RECORDS TO PROCESS:

━━━━

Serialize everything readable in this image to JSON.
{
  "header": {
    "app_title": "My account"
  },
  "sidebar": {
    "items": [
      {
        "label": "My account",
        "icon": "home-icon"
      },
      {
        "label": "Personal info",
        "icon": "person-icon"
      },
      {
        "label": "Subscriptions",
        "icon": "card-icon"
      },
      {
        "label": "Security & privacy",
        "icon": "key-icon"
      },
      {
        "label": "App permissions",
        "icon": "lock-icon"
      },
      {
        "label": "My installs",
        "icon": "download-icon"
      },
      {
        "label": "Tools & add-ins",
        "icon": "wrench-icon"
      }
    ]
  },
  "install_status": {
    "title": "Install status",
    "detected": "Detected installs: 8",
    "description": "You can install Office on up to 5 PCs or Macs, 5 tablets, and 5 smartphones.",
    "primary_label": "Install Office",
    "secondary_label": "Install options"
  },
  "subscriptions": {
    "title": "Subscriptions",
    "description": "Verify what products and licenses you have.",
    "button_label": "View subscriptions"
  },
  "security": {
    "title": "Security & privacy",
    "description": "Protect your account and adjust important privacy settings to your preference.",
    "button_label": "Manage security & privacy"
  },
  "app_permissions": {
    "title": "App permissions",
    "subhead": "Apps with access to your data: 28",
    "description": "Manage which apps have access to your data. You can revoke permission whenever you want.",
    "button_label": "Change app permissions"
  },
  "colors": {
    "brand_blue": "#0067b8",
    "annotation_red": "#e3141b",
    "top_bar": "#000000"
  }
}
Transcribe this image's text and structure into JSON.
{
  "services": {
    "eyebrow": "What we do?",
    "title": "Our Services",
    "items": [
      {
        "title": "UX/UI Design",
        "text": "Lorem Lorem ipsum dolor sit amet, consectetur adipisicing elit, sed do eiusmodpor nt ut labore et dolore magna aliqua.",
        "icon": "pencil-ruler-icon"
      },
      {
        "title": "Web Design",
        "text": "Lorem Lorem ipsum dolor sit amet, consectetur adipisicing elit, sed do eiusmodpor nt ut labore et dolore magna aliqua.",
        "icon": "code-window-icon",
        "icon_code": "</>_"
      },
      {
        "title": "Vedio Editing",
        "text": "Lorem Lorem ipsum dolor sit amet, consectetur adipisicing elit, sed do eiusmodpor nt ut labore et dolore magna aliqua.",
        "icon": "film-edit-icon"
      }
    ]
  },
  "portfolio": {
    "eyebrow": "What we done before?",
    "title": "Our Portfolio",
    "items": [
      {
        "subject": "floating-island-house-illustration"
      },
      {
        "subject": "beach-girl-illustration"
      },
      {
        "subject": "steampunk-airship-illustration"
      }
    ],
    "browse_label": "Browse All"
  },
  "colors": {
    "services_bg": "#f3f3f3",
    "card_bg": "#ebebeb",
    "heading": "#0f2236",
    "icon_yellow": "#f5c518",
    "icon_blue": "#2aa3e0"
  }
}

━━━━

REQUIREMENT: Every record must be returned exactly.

ANSWER TO THIS PROBLEM:
Serialize everything readable in this image to JSON.
{
  "header": {
    "app_title": "My account"
  },
  "sidebar": {
    "items": [
      {
        "label": "My account",
        "icon": "home-icon"
      },
      {
        "label": "Personal info",
        "icon": "person-icon"
      },
      {
        "label": "Subscriptions",
        "icon": "card-icon"
      },
      {
        "label": "Security & privacy",
        "icon": "key-icon"
      },
      {
        "label": "App permissions",
        "icon": "lock-icon"
      },
      {
        "label": "My installs",
        "icon": "download-icon"
      },
      {
        "label": "Tools & add-ins",
        "icon": "wrench-icon"
      }
    ]
  },
  "install_status": {
    "title": "Install status",
    "detected": "Detected installs: 8",
    "description": "You can install Office on up to 5 PCs or Macs, 5 tablets, and 5 smartphones.",
    "primary_label": "Install Office",
    "secondary_label": "Install options"
  },
  "subscriptions": {
    "title": "Subscriptions",
    "description": "Verify what products and licenses you have.",
    "button_label": "View subscriptions"
  },
  "security": {
    "title": "Security & privacy",
    "description": "Protect your account and adjust important privacy settings to your preference.",
    "button_label": "Manage security & privacy"
  },
  "app_permissions": {
    "title": "App permissions",
    "subhead": "Apps with access to your data: 28",
    "description": "Manage which apps have access to your data. You can revoke permission whenever you want.",
    "button_label": "Change app permissions"
  },
  "colors": {
    "brand_blue": "#0067b8",
    "annotation_red": "#e3141b",
    "top_bar": "#000000"
  }
}
Transcribe this image's text and structure into JSON.
{
  "services": {
    "eyebrow": "What we do?",
    "title": "Our Services",
    "items": [
      {
        "title": "UX/UI Design",
        "text": "Lorem Lorem ipsum dolor sit amet, consectetur adipisicing elit, sed do eiusmodpor nt ut labore et dolore magna aliqua.",
        "icon": "pencil-ruler-icon"
      },
      {
        "title": "Web Design",
        "text": "Lorem Lorem ipsum dolor sit amet, consectetur adipisicing elit, sed do eiusmodpor nt ut labore et dolore magna aliqua.",
        "icon": "code-window-icon",
        "icon_code": "</>_"
      },
      {
        "title": "Vedio Editing",
        "text": "Lorem Lorem ipsum dolor sit amet, consectetur adipisicing elit, sed do eiusmodpor nt ut labore et dolore magna aliqua.",
        "icon": "film-edit-icon"
      }
    ]
  },
  "portfolio": {
    "eyebrow": "What we done before?",
    "title": "Our Portfolio",
    "items": [
      {
        "subject": "floating-island-house-illustration"
      },
      {
        "subject": "beach-girl-illustration"
      },
      {
        "subject": "steampunk-airship-illustration"
      }
    ],
    "browse_label": "Browse All"
  },
  "colors": {
    "services_bg": "#f3f3f3",
    "card_bg": "#ebebeb",
    "heading": "#0f2236",
    "icon_yellow": "#f5c518",
    "icon_blue": "#2aa3e0"
  }
}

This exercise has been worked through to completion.